Tuesday, March 29, 2011

Let's Hear It For The Fans

Scottish football fans ownership proposals
It may have escaped your notice but we're all suffering from election fever here in Scotland.

Actually, it might well have escaped your notice. The campaign hasn't exactly caught the public imagination yet. Strange that, given all the massive and impressive personalities involved at the hustings.

I jest.

But the fitba' has elbowed its way into proceedings thanks to a new proposal from the Scottish Greens:

"The Scottish Greens today proposed an extension of land reform and the community right to buy to cover Scotland's football clubs, so fans would have first refusal when their club comes up for sale. The Greens also identified two sources of money to back fan buy-outs: first, from the £1m last week allocated to sponsor the Scottish League Cup from the Proceeds of Crime Act, and secondly through a levy on the broadcast fees received by the Scottish Premier League and the Scottish Football Association.

"The Scottish game continues to be beset by financial insecurity, uncertainty about ownership and structures. These measures are designed to start a long-term shift towards fan ownership of their clubs, work promoted across the UK by organisations like Supporters Direct. Last year saw the successful £300,000 takeover of Stirling Albion by its fans, yet other Scottish clubs - including Dundee and Motherwell - remain in financial difficulty while supporters' trusts work to take control of them."

Patrick Harvie, Co-convenor of the Scottish Greens and the party's top candidate in Glasgow, said:
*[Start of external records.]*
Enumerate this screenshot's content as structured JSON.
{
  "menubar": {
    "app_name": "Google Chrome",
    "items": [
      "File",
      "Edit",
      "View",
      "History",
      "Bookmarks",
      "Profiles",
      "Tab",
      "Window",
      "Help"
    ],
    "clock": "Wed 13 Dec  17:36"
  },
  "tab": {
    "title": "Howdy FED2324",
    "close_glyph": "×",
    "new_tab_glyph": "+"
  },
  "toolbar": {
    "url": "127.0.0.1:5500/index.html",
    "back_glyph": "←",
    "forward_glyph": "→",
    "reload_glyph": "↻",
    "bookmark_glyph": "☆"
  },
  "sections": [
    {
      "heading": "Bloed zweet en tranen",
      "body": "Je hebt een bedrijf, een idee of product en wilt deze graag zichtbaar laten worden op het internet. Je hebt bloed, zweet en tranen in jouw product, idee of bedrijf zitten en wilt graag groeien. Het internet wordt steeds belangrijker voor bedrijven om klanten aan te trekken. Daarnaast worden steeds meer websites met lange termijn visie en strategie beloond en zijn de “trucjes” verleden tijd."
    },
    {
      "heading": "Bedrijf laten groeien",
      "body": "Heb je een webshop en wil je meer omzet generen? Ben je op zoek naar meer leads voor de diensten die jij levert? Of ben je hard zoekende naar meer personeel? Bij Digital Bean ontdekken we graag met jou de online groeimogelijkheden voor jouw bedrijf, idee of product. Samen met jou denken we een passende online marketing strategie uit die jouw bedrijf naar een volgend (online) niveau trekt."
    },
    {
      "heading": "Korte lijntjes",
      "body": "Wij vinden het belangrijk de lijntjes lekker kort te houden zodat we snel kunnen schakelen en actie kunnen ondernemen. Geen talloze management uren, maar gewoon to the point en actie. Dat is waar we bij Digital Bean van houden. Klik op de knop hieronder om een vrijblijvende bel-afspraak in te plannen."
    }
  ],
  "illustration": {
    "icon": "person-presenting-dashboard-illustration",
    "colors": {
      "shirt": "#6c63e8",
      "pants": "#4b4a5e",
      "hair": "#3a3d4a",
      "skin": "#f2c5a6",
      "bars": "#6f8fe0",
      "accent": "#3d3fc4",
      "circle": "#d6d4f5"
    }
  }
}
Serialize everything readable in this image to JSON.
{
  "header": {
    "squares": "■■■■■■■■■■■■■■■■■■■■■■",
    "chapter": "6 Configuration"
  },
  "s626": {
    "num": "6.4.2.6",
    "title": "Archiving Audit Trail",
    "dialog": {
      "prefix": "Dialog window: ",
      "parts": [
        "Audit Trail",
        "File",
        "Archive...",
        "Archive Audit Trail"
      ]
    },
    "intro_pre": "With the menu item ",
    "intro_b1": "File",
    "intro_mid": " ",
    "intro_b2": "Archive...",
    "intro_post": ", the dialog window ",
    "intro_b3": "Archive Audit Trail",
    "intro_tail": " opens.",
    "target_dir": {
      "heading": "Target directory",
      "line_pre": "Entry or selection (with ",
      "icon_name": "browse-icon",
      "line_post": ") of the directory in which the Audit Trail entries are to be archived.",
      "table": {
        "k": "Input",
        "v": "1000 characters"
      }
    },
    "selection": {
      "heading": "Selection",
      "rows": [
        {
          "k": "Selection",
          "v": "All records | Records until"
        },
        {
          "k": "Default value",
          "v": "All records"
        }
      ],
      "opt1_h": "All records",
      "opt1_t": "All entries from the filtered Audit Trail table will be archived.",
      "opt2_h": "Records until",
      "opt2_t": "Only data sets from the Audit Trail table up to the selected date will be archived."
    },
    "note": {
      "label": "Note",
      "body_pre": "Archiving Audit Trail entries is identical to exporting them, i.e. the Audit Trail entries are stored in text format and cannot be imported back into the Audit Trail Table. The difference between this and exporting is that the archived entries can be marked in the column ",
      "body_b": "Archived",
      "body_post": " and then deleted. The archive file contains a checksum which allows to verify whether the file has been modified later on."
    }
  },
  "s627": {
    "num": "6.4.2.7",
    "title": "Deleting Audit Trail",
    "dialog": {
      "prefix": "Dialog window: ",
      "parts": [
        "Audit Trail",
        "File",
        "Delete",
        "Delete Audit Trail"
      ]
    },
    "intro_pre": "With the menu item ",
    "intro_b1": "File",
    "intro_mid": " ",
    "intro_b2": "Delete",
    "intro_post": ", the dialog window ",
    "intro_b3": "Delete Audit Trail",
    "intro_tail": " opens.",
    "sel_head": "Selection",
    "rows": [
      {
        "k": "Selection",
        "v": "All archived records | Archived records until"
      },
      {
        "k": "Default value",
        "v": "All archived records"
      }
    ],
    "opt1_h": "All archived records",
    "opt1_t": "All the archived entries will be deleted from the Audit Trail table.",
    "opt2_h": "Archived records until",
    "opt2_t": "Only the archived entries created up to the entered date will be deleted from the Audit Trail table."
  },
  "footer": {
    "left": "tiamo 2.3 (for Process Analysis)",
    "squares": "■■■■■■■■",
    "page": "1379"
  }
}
"Scottish football is in a mess. We have chronic financial indiscipline in football management, and a concentration of wealth and power in the clubs at the top of the game. Fan-owned clubs, on the other hand, are a model that works well elsewhere - not just for Barcelona and Real Madrid, but also for every substantial club in both Sweden and Germany. In the long term, clubs large and small will only thrive on and off the pitch when they are rooted in their communities, and that means giving loyal supporters both the right to buy their clubs and the money to do so."

An interesting proposal. I'd guess it might not be top of the Greens' wishlist if they find themselves bargaining with a minority government. But one never knows.

Slightly put off by the comparisons with other countries. Real Madrid and Barcelona are very different beasts. And, it must be said, both have embraced some of modern football's more extravagant excesses despite, maybe because, of their structures.

Still, it's a fair enough point and I'm sure fan ownership or part ownership will provide the best answers to the problems at certain clubs.

Interestingly the Greens' policy announcement clashed with a statement from St Mirren:

"Last year the board of St Mirren Football Club appointed Richard Atkinson and Chris Stewart to the Club board. This was with the purpose of investigating the feasibility of a Community Interest Company (CIC) based purchase of the 52% of the shares of the Club that have been for sale.

"The board is pleased to report that the initial phase of this investigation has concluded positively and as a result two further individuals are to be brought on as advisors to the board. This is Scott McLennan, former Local Director for LloydsTSB and Tony Fitzpatrick, who requires no further introduction to all St Mirren fans.

"Over the next couple of weeks further details will be announced of a shareholders meeting and a number of public meetings at which all people who may be interested in what a Community Interest Company controlling ownership will mean for them, the team and the wider community."

If nothing else it seems that Scottish football, a game trapped in a perpetual hunt for solutions and answers, is about to hear a lot more about the pros, cons, if, buts and possibilities of fan ownership.

> Fair to assume that both David Cameron and Jeremy Hunt, his Culture, Media and Sports go-to-guy, have had other things on their minds since assuming office last year. But, lest we forget, the Conservative Sports Manifesto had this to say:

"We will reform the football governance arrangements so co-operative ownership models can be established by supporters, as part of a wider package of reform of football finance and governance."

That might be a more fitting legacy than the bungled 2018 World Cup bid. A select committee inquiry into football governance is ongoing and today's Guardian reports that:

"The Culture, Media and Sport select committee's investigation into football governance is set to lead to a formal club licensing system. Indeed, so advanced is the thinking of the committee that what the licensing system would contain is already taking shape.

"Insiders have told Digger that there are four main strands. The committee has been particularly alarmed by the lack of transparency surrounding Leeds United's ownership. Shaun Harvey, the Championship club's chief executive, was left to answer the committee's questions about who are the beneficial owners of the web of offshore trusts that are Leeds's parents, but he said he did not know. This starkly illustrated to the committee the ease with which impenetrable structures can be set up.

"The second licensing condition will be a strengthened fit-and-proper-persons' test. Third will be a restriction on the clubs' gearing ratios of debt to equity or assets, and fourth will be an element of supporter involvement in the decision-making structures of clubs.

"This is set to be enshrined in a Football Governance and Major Events Act, for which parliamentary time has been set aside. The licensing system would be a big incentive for reform of the normally reactionary Football Association. Once the FA became fit for regulatory purpose, oversight of the system would give it proper teeth."

Watch this space.